Last modified: 22 May 2019 17:07
An introduction to late medieval-literature, challenging modern assumptions about the medieval and exploring the diverse range of medieval literary culture, from Chaucer's Canterbury Tales to the autobiographical narrative of Margery Kempe and surprising profanity of medieval lyric.
|Session||Second Sub Session||Credit Points||30 credits (15 ECTS credits)|
This course offers an introduction to late-medieval literature, challenging modern assumptions about the nature of the 'medieval' and introducing a variety of texts from the popular to the courtly and from the sacred to the (very) profane. Students will become familiar with Medieval language and be introduced to themes and genres ranging from romance, narrative verse, drama, and woman’s writing to lyric verse. The course will also examine the cultural influence of the medieval in modern literature, and the concept of medievalism.
Set Texts: The Broadview Anthology of British Literature, Volume 1: The Medieval Period (3rd edition) ISBN: 978-1-55481-202-8 (The key difference between earlier editions and this is in texts included online as expansion, so you may use an earlier edition if you wish to save money)
Patience Agbabi, Telling Tales (2014)
Information on contact teaching time is available from the course guide.
1st Attempt: Two 2500 word essays (40% each), project (10%) seminar work (10%).
Resit: Essay Submission (3,000 words) (100%).
Throughout the course students will be encouraged to ask for formative assessment from the tutor on their achievements. Individual and group discussions with the tutor will also give students a chance to develop their undertanding of what is asked of them and how they can produce this.

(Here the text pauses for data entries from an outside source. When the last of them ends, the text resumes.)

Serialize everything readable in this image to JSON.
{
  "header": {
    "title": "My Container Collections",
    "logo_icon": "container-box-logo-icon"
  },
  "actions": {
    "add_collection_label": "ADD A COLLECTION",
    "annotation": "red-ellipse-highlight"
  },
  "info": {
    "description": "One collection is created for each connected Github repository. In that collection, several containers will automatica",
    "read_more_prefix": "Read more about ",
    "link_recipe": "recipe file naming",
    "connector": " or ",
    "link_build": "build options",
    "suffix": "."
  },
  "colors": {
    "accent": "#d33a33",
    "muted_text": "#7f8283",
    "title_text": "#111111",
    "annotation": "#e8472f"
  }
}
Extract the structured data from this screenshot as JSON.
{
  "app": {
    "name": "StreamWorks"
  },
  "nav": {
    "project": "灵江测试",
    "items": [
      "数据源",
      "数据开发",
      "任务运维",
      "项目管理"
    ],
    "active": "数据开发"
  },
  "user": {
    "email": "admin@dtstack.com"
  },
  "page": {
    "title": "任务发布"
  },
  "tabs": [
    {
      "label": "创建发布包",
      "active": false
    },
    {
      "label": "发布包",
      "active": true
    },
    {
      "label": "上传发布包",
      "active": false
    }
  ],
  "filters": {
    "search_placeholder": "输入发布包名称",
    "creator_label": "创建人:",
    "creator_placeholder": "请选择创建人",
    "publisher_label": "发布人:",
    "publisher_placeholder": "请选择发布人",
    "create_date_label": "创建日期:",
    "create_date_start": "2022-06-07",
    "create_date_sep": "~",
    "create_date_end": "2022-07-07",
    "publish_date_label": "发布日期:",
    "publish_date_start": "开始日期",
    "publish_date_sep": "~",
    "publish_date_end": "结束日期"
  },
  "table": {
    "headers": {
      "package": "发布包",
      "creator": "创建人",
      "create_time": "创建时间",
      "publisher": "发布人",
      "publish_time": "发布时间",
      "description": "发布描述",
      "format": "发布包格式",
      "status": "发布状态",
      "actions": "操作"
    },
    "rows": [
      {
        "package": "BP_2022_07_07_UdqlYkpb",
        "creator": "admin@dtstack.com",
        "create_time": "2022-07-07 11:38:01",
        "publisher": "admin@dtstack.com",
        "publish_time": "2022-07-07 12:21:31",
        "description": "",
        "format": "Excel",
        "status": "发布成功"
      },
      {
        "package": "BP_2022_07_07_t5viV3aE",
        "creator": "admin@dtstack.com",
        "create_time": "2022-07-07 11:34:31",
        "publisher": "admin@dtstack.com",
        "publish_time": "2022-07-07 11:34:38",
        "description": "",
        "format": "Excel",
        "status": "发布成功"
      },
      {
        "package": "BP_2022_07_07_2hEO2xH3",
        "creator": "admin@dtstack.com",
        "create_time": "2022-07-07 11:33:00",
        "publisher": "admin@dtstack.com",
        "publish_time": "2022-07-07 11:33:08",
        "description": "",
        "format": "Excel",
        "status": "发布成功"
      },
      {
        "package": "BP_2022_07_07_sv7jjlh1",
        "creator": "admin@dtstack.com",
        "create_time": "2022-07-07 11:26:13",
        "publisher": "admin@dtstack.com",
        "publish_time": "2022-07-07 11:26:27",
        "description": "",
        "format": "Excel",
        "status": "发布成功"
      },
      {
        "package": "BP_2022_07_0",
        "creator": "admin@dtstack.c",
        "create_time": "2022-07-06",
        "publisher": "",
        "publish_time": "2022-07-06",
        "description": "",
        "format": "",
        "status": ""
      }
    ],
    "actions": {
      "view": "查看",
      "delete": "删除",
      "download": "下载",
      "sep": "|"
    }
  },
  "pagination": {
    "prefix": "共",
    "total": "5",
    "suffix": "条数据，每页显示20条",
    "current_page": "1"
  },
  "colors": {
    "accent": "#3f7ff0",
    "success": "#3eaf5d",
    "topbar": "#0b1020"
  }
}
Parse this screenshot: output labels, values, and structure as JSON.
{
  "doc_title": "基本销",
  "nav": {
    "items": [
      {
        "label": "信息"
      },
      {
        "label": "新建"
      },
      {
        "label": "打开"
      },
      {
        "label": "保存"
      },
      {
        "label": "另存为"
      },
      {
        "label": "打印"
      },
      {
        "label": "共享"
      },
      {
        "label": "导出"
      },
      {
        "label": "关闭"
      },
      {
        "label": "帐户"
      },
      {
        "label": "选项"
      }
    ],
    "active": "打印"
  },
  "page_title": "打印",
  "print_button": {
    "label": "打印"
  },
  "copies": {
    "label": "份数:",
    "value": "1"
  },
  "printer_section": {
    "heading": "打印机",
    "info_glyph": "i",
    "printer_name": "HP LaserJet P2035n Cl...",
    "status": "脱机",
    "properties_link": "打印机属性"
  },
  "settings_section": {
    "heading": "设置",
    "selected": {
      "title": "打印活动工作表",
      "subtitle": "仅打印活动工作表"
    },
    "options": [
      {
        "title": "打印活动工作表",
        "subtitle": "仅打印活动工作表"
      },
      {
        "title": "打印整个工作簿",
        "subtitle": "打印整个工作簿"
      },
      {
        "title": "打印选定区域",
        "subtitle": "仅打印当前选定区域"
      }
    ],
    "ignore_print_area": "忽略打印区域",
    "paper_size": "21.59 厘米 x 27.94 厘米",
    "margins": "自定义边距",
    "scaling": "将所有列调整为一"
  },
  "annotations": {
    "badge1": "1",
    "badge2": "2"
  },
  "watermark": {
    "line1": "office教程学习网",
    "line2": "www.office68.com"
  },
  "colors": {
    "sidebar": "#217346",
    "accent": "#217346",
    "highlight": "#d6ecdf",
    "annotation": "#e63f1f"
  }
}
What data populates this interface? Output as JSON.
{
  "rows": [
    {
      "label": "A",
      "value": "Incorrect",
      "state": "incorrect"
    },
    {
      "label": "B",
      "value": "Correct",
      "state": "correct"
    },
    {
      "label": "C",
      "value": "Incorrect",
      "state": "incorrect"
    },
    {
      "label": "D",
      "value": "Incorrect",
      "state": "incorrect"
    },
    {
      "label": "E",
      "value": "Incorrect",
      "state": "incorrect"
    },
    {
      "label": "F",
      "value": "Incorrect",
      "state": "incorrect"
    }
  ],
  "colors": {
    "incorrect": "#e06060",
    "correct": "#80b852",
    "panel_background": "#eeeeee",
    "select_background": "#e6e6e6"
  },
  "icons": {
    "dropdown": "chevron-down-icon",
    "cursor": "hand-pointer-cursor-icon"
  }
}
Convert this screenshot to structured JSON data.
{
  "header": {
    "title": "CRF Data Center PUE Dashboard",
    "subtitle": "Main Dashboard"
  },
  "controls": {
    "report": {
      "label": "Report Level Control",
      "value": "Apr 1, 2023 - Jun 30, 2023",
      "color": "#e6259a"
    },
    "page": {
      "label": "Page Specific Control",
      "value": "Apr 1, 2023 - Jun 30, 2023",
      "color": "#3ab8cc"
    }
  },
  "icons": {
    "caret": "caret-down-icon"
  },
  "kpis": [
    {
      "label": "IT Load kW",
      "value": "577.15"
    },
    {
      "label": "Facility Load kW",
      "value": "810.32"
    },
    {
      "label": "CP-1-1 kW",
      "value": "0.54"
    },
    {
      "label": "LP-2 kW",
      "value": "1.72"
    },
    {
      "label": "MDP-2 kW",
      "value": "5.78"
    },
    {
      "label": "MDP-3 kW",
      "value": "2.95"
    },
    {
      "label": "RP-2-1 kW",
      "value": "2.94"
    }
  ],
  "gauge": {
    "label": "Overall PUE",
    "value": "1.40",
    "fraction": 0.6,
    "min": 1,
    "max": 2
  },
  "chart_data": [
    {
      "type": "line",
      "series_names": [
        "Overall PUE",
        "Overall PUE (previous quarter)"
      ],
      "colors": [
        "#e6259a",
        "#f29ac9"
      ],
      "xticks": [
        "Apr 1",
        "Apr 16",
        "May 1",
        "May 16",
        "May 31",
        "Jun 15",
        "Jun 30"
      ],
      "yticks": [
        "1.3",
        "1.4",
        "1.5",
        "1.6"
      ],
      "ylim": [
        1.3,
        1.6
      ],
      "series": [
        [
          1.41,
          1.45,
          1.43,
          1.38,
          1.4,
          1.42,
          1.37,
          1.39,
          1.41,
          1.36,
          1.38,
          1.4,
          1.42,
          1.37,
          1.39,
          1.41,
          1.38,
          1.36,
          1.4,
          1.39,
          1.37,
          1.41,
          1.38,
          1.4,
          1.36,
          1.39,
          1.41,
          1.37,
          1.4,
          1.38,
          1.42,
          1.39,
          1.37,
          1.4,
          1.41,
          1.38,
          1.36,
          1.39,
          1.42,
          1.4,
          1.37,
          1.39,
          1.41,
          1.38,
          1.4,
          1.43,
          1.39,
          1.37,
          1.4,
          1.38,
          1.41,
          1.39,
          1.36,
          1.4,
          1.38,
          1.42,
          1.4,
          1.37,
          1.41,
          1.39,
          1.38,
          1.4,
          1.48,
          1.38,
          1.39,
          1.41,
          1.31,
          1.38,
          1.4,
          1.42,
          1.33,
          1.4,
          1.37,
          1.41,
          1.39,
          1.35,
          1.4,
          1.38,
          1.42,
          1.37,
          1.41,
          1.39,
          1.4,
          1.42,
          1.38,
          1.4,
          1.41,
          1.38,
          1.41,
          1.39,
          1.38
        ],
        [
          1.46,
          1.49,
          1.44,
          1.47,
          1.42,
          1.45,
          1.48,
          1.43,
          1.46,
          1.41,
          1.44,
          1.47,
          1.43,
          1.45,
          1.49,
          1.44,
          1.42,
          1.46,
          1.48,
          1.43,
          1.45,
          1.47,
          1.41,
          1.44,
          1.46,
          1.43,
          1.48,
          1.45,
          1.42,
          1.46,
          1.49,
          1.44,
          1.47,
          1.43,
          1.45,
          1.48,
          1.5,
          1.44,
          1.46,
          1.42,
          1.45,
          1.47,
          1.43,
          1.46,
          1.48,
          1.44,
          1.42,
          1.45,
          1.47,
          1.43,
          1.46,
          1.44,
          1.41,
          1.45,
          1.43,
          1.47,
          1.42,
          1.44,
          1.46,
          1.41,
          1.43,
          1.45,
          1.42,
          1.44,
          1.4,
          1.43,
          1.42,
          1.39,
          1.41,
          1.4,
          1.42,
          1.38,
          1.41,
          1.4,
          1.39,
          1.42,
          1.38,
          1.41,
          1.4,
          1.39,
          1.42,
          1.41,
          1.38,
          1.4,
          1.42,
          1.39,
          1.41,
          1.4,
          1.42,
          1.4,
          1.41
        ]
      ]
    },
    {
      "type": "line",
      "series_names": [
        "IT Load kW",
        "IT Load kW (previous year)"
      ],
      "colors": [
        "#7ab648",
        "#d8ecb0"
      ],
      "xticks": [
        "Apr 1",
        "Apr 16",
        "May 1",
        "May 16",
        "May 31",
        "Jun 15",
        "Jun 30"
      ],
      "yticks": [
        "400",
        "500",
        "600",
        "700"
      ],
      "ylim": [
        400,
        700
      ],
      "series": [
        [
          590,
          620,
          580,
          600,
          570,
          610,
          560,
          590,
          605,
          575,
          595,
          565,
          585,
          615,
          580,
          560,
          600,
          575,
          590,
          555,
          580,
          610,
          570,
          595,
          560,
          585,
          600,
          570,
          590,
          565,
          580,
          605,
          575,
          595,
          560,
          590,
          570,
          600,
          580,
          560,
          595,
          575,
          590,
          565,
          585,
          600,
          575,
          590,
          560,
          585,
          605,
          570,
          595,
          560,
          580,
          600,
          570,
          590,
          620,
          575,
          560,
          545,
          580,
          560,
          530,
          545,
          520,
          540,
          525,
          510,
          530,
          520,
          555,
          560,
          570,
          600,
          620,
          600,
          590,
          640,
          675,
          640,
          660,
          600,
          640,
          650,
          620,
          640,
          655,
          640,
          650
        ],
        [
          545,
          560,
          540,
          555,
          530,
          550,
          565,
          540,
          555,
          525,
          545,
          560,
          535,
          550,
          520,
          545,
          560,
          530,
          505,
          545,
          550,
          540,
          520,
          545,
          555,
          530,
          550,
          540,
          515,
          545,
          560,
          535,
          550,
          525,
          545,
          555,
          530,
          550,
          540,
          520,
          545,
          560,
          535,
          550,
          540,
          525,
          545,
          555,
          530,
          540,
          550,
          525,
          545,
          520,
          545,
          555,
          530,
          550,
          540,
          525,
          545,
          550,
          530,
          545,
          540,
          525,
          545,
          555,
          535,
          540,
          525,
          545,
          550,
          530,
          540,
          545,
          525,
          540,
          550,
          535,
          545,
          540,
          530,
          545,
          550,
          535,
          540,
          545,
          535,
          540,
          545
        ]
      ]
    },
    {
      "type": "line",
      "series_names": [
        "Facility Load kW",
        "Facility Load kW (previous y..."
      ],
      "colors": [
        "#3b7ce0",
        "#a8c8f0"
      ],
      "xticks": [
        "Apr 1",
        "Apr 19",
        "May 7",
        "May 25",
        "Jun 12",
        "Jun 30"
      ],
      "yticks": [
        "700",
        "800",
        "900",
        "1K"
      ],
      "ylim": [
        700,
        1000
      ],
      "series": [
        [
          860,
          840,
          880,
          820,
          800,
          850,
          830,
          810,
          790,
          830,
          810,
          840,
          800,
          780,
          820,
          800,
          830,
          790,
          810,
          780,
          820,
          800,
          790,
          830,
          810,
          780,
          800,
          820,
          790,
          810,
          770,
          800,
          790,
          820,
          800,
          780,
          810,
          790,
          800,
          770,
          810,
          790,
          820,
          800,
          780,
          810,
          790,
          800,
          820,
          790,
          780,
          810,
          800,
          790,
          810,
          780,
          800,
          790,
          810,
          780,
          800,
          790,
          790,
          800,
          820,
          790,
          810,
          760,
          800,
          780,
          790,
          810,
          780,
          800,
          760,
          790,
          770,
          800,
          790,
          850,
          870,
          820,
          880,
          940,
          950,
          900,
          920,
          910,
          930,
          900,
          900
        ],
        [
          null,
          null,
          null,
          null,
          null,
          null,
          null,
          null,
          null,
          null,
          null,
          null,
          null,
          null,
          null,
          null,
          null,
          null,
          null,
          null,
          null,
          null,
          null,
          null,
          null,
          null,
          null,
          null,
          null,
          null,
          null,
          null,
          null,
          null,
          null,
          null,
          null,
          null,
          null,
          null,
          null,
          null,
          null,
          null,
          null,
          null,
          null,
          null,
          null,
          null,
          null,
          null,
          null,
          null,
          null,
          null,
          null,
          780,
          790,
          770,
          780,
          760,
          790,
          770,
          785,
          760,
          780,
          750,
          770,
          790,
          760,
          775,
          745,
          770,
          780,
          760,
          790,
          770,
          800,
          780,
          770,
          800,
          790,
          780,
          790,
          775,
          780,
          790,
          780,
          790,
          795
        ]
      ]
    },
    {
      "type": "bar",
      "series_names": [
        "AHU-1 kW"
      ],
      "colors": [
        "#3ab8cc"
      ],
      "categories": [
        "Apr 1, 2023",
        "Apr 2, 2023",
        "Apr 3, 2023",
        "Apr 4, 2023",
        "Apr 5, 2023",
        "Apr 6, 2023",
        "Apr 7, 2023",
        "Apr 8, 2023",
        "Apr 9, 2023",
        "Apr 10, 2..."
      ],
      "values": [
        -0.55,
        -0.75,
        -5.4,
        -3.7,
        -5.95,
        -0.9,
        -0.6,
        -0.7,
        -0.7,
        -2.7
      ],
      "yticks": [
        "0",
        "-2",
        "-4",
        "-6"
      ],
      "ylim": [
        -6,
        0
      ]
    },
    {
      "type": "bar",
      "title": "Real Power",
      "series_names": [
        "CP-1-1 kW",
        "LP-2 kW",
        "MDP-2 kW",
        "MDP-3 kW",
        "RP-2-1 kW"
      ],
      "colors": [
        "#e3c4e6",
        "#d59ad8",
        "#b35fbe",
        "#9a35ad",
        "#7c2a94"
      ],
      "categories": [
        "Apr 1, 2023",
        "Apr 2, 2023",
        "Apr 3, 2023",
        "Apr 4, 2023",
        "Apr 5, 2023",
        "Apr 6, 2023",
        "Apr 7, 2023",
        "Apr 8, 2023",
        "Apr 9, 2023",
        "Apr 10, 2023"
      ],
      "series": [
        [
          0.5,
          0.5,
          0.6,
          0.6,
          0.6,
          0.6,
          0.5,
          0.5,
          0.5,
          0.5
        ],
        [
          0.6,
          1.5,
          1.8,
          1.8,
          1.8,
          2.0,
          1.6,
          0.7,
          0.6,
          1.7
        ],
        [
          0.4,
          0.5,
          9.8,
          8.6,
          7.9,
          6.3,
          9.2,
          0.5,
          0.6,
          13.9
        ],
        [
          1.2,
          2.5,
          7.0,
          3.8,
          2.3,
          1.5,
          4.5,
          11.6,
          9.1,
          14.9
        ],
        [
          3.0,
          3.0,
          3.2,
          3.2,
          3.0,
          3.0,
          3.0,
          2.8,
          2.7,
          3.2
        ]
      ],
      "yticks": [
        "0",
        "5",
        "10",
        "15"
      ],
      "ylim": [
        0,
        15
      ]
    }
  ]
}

Detailed written feedback on the essays. Detailed oral feedback on the presentations.